What is Cholesterol?
Author: Emily Seddon Date Posted:26 August 2016
Cholesterol has been given a bad rap, with its name linked to cardiovascular health risks, but the truth is we couldn’t exist without it! It’s so important that our very own liver produces 2/3 of what is found in our body.
The body uses it for:
- Hormone production.
- Vitamin D production.
- The digestion of fats.
- Cell structure and function.
Why is it important to know about Cholesterol?
When cholesterol levels become too high, issues can arise.
Hypercholesterolaemia (high cholesterol in the blood) is diagnosed when total cholesterol is greater than 4.0mmol/L. It can be measured in a standard blood test with your doctor.
Cholesterol travels around the body in two main particles – low-density lipoproteins (LDL) and high-density lipoproteins (HDL). Total cholesterol is the sum of the two. LDL carries cholesterol around the body. Too much LDL in the bloodstream increases the creation of harmful cholesterol-filled plaques that grow inside arteries. HDL carries cholesterol back to the liver for excretion.

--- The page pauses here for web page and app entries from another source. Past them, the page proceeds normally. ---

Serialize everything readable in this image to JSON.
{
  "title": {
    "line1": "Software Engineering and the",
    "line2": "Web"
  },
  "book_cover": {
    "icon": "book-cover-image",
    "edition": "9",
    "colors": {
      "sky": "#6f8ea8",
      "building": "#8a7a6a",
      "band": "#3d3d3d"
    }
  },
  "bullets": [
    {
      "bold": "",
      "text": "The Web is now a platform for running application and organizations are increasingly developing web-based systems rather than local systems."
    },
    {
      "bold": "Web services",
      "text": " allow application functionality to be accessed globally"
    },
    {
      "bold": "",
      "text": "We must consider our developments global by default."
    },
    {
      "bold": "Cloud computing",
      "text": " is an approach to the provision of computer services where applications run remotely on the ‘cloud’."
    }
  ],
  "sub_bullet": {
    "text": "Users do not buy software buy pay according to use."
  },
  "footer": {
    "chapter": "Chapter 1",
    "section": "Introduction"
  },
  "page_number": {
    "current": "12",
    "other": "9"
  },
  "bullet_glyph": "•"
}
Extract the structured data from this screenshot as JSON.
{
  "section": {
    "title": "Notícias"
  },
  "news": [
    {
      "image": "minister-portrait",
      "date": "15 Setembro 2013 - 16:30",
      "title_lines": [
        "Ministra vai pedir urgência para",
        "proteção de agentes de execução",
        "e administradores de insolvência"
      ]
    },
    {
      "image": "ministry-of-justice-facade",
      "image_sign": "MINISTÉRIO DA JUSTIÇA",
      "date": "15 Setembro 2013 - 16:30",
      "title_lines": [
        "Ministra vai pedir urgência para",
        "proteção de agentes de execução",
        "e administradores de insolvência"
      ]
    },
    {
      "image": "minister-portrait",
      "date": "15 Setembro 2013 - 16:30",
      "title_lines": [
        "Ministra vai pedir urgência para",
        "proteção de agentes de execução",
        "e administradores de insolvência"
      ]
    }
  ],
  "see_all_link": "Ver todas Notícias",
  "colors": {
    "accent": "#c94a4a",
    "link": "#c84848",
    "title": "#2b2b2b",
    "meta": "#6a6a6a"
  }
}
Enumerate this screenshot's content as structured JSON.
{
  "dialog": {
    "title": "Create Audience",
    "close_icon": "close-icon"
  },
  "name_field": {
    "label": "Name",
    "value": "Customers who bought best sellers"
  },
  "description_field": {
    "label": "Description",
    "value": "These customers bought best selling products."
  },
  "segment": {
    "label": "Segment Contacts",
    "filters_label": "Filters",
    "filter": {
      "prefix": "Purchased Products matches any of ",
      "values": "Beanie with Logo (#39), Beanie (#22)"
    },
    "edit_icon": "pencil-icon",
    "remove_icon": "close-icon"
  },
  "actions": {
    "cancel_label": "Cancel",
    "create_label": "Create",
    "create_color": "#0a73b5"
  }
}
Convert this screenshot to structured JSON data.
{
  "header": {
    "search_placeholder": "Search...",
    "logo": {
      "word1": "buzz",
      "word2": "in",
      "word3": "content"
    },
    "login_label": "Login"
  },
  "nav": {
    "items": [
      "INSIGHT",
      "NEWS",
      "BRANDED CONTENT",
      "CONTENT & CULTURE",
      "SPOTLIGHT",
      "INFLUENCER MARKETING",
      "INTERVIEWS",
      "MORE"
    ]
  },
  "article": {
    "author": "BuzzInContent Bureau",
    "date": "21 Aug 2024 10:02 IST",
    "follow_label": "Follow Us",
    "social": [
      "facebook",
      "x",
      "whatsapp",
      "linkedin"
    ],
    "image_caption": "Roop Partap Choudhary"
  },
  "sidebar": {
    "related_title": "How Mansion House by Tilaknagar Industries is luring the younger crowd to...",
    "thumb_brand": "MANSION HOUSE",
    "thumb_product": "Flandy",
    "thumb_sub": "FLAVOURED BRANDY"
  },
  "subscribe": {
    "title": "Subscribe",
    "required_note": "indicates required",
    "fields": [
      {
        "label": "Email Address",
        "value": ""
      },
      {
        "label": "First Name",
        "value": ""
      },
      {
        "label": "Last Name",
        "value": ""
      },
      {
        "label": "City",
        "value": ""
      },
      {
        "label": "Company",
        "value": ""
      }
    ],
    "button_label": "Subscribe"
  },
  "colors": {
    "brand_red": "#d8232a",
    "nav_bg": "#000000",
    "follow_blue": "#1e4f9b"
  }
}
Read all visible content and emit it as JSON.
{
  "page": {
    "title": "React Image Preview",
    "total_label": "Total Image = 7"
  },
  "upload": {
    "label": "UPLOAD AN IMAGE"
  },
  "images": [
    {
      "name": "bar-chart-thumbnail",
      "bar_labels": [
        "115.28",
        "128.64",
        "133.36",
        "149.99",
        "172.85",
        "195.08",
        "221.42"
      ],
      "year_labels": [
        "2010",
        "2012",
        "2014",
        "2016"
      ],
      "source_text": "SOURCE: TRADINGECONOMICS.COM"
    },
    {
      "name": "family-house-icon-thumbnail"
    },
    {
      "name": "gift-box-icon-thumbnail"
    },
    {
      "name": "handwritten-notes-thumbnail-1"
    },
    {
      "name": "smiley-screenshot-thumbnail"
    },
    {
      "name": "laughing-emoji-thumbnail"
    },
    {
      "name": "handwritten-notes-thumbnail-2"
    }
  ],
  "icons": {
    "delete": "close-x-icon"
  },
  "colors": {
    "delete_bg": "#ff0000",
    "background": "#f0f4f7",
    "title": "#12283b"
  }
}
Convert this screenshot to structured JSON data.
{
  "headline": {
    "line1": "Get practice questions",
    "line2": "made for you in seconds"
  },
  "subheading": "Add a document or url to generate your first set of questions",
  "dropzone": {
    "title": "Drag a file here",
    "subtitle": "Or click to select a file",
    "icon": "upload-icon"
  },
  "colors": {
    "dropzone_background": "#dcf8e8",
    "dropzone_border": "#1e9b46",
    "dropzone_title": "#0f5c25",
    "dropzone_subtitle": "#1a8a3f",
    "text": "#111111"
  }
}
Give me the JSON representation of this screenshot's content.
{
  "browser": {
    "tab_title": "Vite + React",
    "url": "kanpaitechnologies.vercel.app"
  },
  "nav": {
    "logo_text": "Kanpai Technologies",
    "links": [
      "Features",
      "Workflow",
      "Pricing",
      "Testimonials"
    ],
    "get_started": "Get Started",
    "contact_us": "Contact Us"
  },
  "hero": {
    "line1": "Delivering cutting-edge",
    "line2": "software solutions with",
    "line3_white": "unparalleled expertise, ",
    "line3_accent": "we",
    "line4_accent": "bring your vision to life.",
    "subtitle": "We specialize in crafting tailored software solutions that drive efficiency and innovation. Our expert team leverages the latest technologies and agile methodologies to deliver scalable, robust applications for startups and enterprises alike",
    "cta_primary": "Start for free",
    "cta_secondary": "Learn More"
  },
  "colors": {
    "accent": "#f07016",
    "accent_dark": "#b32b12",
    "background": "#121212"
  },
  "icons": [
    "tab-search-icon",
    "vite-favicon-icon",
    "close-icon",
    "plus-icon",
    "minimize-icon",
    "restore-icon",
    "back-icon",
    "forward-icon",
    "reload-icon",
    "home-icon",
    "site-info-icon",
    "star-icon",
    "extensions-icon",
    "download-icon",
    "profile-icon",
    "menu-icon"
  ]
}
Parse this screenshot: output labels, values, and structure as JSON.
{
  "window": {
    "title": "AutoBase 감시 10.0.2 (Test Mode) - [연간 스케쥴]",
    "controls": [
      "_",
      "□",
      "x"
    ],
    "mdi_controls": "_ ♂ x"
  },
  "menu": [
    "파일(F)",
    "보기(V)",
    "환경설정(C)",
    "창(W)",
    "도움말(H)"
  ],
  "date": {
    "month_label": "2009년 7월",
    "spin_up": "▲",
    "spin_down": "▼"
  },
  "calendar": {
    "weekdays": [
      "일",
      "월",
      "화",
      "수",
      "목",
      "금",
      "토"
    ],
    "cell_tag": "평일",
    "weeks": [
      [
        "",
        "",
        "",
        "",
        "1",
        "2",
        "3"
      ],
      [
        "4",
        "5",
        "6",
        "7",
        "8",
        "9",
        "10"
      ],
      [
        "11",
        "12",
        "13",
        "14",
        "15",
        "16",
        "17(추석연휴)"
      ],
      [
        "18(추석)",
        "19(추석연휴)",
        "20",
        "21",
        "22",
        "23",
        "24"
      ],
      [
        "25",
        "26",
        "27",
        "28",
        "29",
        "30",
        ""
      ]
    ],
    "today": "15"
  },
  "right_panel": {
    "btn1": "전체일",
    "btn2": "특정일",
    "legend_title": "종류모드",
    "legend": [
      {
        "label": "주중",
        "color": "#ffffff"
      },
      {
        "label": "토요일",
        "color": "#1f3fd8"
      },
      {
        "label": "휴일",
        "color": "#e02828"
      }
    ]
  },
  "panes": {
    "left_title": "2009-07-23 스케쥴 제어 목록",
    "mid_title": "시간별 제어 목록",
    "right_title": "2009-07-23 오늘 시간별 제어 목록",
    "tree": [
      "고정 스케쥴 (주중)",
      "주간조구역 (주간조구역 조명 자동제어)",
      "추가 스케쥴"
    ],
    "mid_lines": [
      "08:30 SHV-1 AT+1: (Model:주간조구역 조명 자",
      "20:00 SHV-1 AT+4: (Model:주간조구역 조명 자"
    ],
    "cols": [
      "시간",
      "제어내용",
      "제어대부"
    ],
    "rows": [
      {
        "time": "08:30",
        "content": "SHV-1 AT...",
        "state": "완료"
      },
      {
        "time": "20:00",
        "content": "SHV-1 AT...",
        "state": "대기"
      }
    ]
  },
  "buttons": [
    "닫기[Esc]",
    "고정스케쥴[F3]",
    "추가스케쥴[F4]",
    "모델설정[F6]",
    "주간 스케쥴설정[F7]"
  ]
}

Think of your body like a supermarket. The groceries are our cholesterol, we need them to keep us going. LDL (or the supermarket employees) keep the shelves full of produce and HDL (the shoppers) take them away to use. If there are too many workers or not enough customers, the shelves become crowded and the place becomes a mess. Luckily, ensuring HDL is shopping just as often will keep the aisles clean and easy to navigate.
The ratio of total cholesterol-to-HDL is important; the smaller the number the better. Imbalanced levels of different types of cholesterol can lead to an increased risk to your heart health.
|Written by Emily Seddon|
Emily (BHSc Naturopathy) is a qualified naturopath with a love of science. Growing up with a hippy mum and dad, Emily grew used to thinking outside the box for her own health. She has since completed a degree in Health Science, majoring in Naturopathy, combining that passion for healthy living with scientific and traditional evidence to help others to live happy and healthy lives.
She loves using herbal and nutritional medicine to treat ailments and lives by the philosophy of "there is no such thing as too much tea."